WORK REQUEST
If an entry includes an image, drop the image and copy the rest verbatim.
RECORD EXTRACTS Start Marker
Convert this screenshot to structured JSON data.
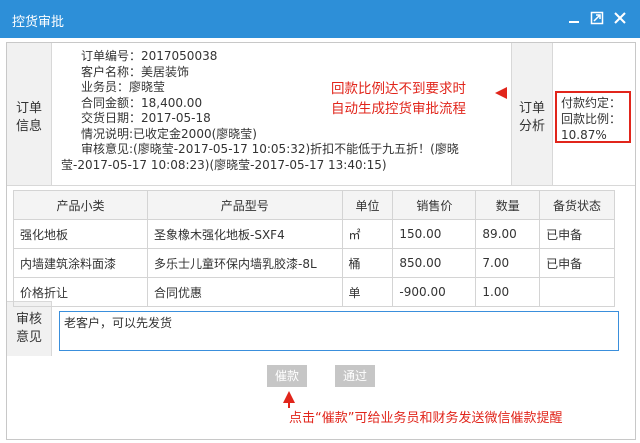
{
  "window": {
    "title": "控货审批"
  },
  "order": {
    "section_label": "订单信息",
    "fields": [
      "订单编号：2017050038",
      "客户名称：美居装饰",
      "业务员：廖晓莹",
      "合同金额：18,400.00",
      "交货日期：2017-05-18",
      "情况说明:已收定金2000(廖晓莹)",
      "审核意见:(廖晓莹-2017-05-17 10:05:32)折扣不能低于九五折！(廖晓",
      "莹-2017-05-17 10:08:23)(廖晓莹-2017-05-17 13:40:15)"
    ]
  },
  "analysis": {
    "section_label": "订单分析",
    "payment_terms": "付款约定：",
    "payback_label": "回款比例：",
    "payback_value": "10.87%"
  },
  "annotations": {
    "top_line1": "回款比例达不到要求时",
    "top_line2": "自动生成控货审批流程",
    "bottom": "点击“催款”可给业务员和财务发送微信催款提醒"
  },
  "products": {
    "headers": [
      "产品小类",
      "产品型号",
      "单位",
      "销售价",
      "数量",
      "备货状态"
    ],
    "rows": [
      [
        "强化地板",
        "圣象橡木强化地板-SXF4",
        "㎡",
        "150.00",
        "89.00",
        "已申备"
      ],
      [
        "内墙建筑涂料面漆",
        "多乐士儿童环保内墙乳胶漆-8L",
        "桶",
        "850.00",
        "7.00",
        "已申备"
      ],
      [
        "价格折让",
        "合同优惠",
        "单",
        "-900.00",
        "1.00",
        ""
      ]
    ]
  },
  "audit": {
    "section_label": "审核意见",
    "value": "老客户，可以先发货"
  },
  "actions": {
    "remind_label": "催款",
    "approve_label": "通过"
  },
  "colors": {
    "titlebar": "#2d8fd8",
    "annotation": "#e1251b",
    "button": "#c6c6c6"
  }
}
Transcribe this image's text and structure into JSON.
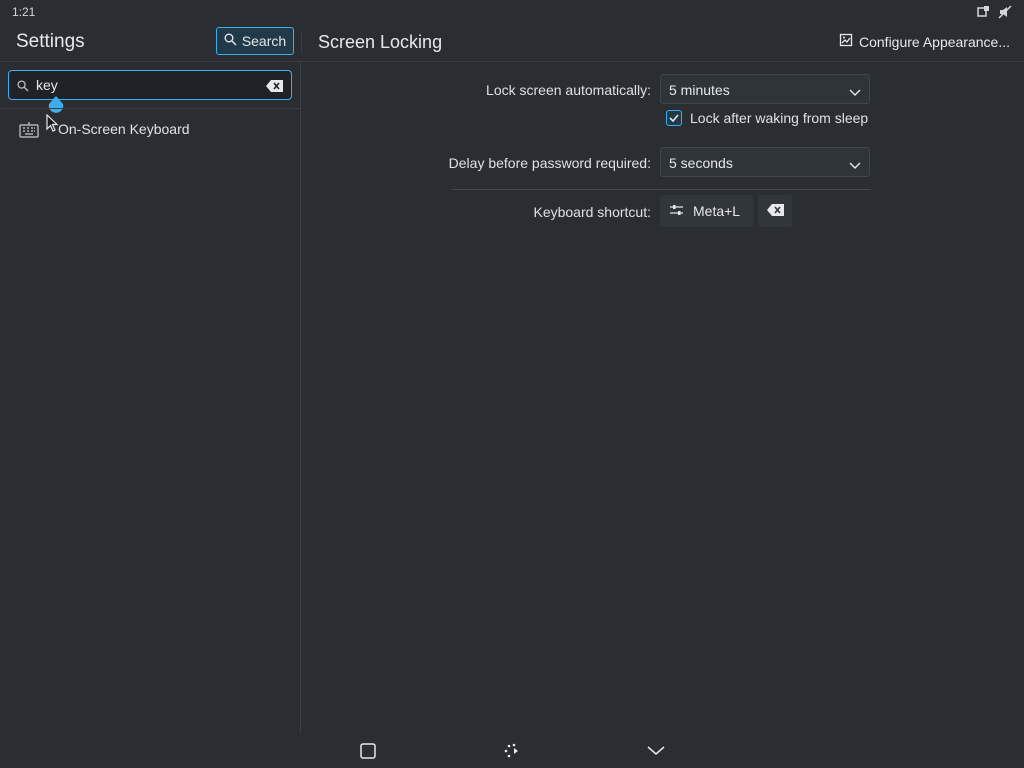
{
  "status": {
    "time": "1:21",
    "icons": [
      "notification-icon",
      "volume-muted-icon"
    ]
  },
  "header": {
    "app_title": "Settings",
    "search_label": "Search",
    "page_title": "Screen Locking",
    "configure_label": "Configure Appearance..."
  },
  "sidebar": {
    "search": {
      "value": "key",
      "placeholder": ""
    },
    "results": [
      {
        "label": "On-Screen Keyboard",
        "icon": "keyboard-icon"
      }
    ]
  },
  "form": {
    "lock_auto_label": "Lock screen automatically:",
    "lock_auto_value": "5 minutes",
    "lock_after_sleep_label": "Lock after waking from sleep",
    "lock_after_sleep_checked": true,
    "delay_label": "Delay before password required:",
    "delay_value": "5 seconds",
    "shortcut_label": "Keyboard shortcut:",
    "shortcut_value": "Meta+L"
  },
  "navbar": {
    "icons": [
      "task-switcher-icon",
      "home-icon",
      "hide-keyboard-icon"
    ]
  },
  "colors": {
    "accent": "#3daee9",
    "background": "#2a2e32"
  }
}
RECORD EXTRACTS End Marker
OUTPUT OF THE EXERCISE
Convert this screenshot to structured JSON data.
{
  "window": {
    "title": "控货审批"
  },
  "order": {
    "section_label": "订单信息",
    "fields": [
      "订单编号：2017050038",
      "客户名称：美居装饰",
      "业务员：廖晓莹",
      "合同金额：18,400.00",
      "交货日期：2017-05-18",
      "情况说明:已收定金2000(廖晓莹)",
      "审核意见:(廖晓莹-2017-05-17 10:05:32)折扣不能低于九五折！(廖晓",
      "莹-2017-05-17 10:08:23)(廖晓莹-2017-05-17 13:40:15)"
    ]
  },
  "analysis": {
    "section_label": "订单分析",
    "payment_terms": "付款约定：",
    "payback_label": "回款比例：",
    "payback_value": "10.87%"
  },
  "annotations": {
    "top_line1": "回款比例达不到要求时",
    "top_line2": "自动生成控货审批流程",
    "bottom": "点击“催款”可给业务员和财务发送微信催款提醒"
  },
  "products": {
    "headers": [
      "产品小类",
      "产品型号",
      "单位",
      "销售价",
      "数量",
      "备货状态"
    ],
    "rows": [
      [
        "强化地板",
        "圣象橡木强化地板-SXF4",
        "㎡",
        "150.00",
        "89.00",
        "已申备"
      ],
      [
        "内墙建筑涂料面漆",
        "多乐士儿童环保内墙乳胶漆-8L",
        "桶",
        "850.00",
        "7.00",
        "已申备"
      ],
      [
        "价格折让",
        "合同优惠",
        "单",
        "-900.00",
        "1.00",
        ""
      ]
    ]
  },
  "audit": {
    "section_label": "审核意见",
    "value": "老客户，可以先发货"
  },
  "actions": {
    "remind_label": "催款",
    "approve_label": "通过"
  },
  "colors": {
    "titlebar": "#2d8fd8",
    "annotation": "#e1251b",
    "button": "#c6c6c6"
  }
}
Transcribe this image's text and structure into JSON.
{
  "status": {
    "time": "1:21",
    "icons": [
      "notification-icon",
      "volume-muted-icon"
    ]
  },
  "header": {
    "app_title": "Settings",
    "search_label": "Search",
    "page_title": "Screen Locking",
    "configure_label": "Configure Appearance..."
  },
  "sidebar": {
    "search": {
      "value": "key",
      "placeholder": ""
    },
    "results": [
      {
        "label": "On-Screen Keyboard",
        "icon": "keyboard-icon"
      }
    ]
  },
  "form": {
    "lock_auto_label": "Lock screen automatically:",
    "lock_auto_value": "5 minutes",
    "lock_after_sleep_label": "Lock after waking from sleep",
    "lock_after_sleep_checked": true,
    "delay_label": "Delay before password required:",
    "delay_value": "5 seconds",
    "shortcut_label": "Keyboard shortcut:",
    "shortcut_value": "Meta+L"
  },
  "navbar": {
    "icons": [
      "task-switcher-icon",
      "home-icon",
      "hide-keyboard-icon"
    ]
  },
  "colors": {
    "accent": "#3daee9",
    "background": "#2a2e32"
  }
}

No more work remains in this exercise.